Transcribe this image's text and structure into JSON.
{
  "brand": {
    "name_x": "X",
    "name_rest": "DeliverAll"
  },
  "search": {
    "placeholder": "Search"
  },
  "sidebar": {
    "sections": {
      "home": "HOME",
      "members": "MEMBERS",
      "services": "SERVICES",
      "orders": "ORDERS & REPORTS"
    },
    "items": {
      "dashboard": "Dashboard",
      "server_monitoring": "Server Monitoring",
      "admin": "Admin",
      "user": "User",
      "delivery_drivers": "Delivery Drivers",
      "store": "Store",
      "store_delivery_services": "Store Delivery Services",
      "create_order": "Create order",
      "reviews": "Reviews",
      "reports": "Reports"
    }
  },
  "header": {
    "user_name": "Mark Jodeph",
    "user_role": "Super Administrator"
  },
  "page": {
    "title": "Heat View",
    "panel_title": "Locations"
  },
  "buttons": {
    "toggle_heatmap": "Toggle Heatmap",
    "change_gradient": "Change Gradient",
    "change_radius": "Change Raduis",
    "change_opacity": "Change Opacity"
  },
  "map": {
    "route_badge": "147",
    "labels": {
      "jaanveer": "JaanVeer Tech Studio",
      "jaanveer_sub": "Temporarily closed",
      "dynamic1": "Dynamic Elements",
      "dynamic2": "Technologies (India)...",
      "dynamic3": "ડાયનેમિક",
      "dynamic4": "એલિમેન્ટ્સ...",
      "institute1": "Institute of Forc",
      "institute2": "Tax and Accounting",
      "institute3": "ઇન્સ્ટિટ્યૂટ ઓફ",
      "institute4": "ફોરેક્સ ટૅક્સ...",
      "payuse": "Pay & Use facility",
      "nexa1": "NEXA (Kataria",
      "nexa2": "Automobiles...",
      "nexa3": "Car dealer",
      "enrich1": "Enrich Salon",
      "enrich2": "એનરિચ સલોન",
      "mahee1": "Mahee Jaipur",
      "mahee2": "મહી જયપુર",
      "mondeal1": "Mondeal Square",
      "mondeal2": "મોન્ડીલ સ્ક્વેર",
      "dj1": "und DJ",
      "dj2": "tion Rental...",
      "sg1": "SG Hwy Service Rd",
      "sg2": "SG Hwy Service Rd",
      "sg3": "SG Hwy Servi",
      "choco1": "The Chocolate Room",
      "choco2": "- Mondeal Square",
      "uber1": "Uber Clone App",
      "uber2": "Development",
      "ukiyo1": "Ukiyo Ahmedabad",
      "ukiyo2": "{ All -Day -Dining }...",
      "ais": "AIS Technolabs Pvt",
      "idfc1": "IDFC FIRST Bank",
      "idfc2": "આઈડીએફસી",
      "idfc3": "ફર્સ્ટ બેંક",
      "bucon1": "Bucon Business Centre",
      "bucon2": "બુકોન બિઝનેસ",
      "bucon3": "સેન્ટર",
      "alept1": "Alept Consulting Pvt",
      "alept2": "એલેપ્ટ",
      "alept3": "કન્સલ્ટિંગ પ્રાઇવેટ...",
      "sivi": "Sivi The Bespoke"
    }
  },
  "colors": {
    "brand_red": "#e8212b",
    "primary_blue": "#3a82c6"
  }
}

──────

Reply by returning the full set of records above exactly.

Transcribe this image's text and structure into JSON.
{
  "brand": {
    "name_x": "X",
    "name_rest": "DeliverAll"
  },
  "search": {
    "placeholder": "Search"
  },
  "sidebar": {
    "sections": {
      "home": "HOME",
      "members": "MEMBERS",
      "services": "SERVICES",
      "orders": "ORDERS & REPORTS"
    },
    "items": {
      "dashboard": "Dashboard",
      "server_monitoring": "Server Monitoring",
      "admin": "Admin",
      "user": "User",
      "delivery_drivers": "Delivery Drivers",
      "store": "Store",
      "store_delivery_services": "Store Delivery Services",
      "create_order": "Create order",
      "reviews": "Reviews",
      "reports": "Reports"
    }
  },
  "header": {
    "user_name": "Mark Jodeph",
    "user_role": "Super Administrator"
  },
  "page": {
    "title": "Heat View",
    "panel_title": "Locations"
  },
  "buttons": {
    "toggle_heatmap": "Toggle Heatmap",
    "change_gradient": "Change Gradient",
    "change_radius": "Change Raduis",
    "change_opacity": "Change Opacity"
  },
  "map": {
    "route_badge": "147",
    "labels": {
      "jaanveer": "JaanVeer Tech Studio",
      "jaanveer_sub": "Temporarily closed",
      "dynamic1": "Dynamic Elements",
      "dynamic2": "Technologies (India)...",
      "dynamic3": "ડાયનેમિક",
      "dynamic4": "એલિમેન્ટ્સ...",
      "institute1": "Institute of Forc",
      "institute2": "Tax and Accounting",
      "institute3": "ઇન્સ્ટિટ્યૂટ ઓફ",
      "institute4": "ફોરેક્સ ટૅક્સ...",
      "payuse": "Pay & Use facility",
      "nexa1": "NEXA (Kataria",
      "nexa2": "Automobiles...",
      "nexa3": "Car dealer",
      "enrich1": "Enrich Salon",
      "enrich2": "એનરિચ સલોન",
      "mahee1": "Mahee Jaipur",
      "mahee2": "મહી જયપુર",
      "mondeal1": "Mondeal Square",
      "mondeal2": "મોન્ડીલ સ્ક્વેર",
      "dj1": "und DJ",
      "dj2": "tion Rental...",
      "sg1": "SG Hwy Service Rd",
      "sg2": "SG Hwy Service Rd",
      "sg3": "SG Hwy Servi",
      "choco1": "The Chocolate Room",
      "choco2": "- Mondeal Square",
      "uber1": "Uber Clone App",
      "uber2": "Development",
      "ukiyo1": "Ukiyo Ahmedabad",
      "ukiyo2": "{ All -Day -Dining }...",
      "ais": "AIS Technolabs Pvt",
      "idfc1": "IDFC FIRST Bank",
      "idfc2": "આઈડીએફસી",
      "idfc3": "ફર્સ્ટ બેંક",
      "bucon1": "Bucon Business Centre",
      "bucon2": "બુકોન બિઝનેસ",
      "bucon3": "સેન્ટર",
      "alept1": "Alept Consulting Pvt",
      "alept2": "એલેપ્ટ",
      "alept3": "કન્સલ્ટિંગ પ્રાઇવેટ...",
      "sivi": "Sivi The Bespoke"
    }
  },
  "colors": {
    "brand_red": "#e8212b",
    "primary_blue": "#3a82c6"
  }
}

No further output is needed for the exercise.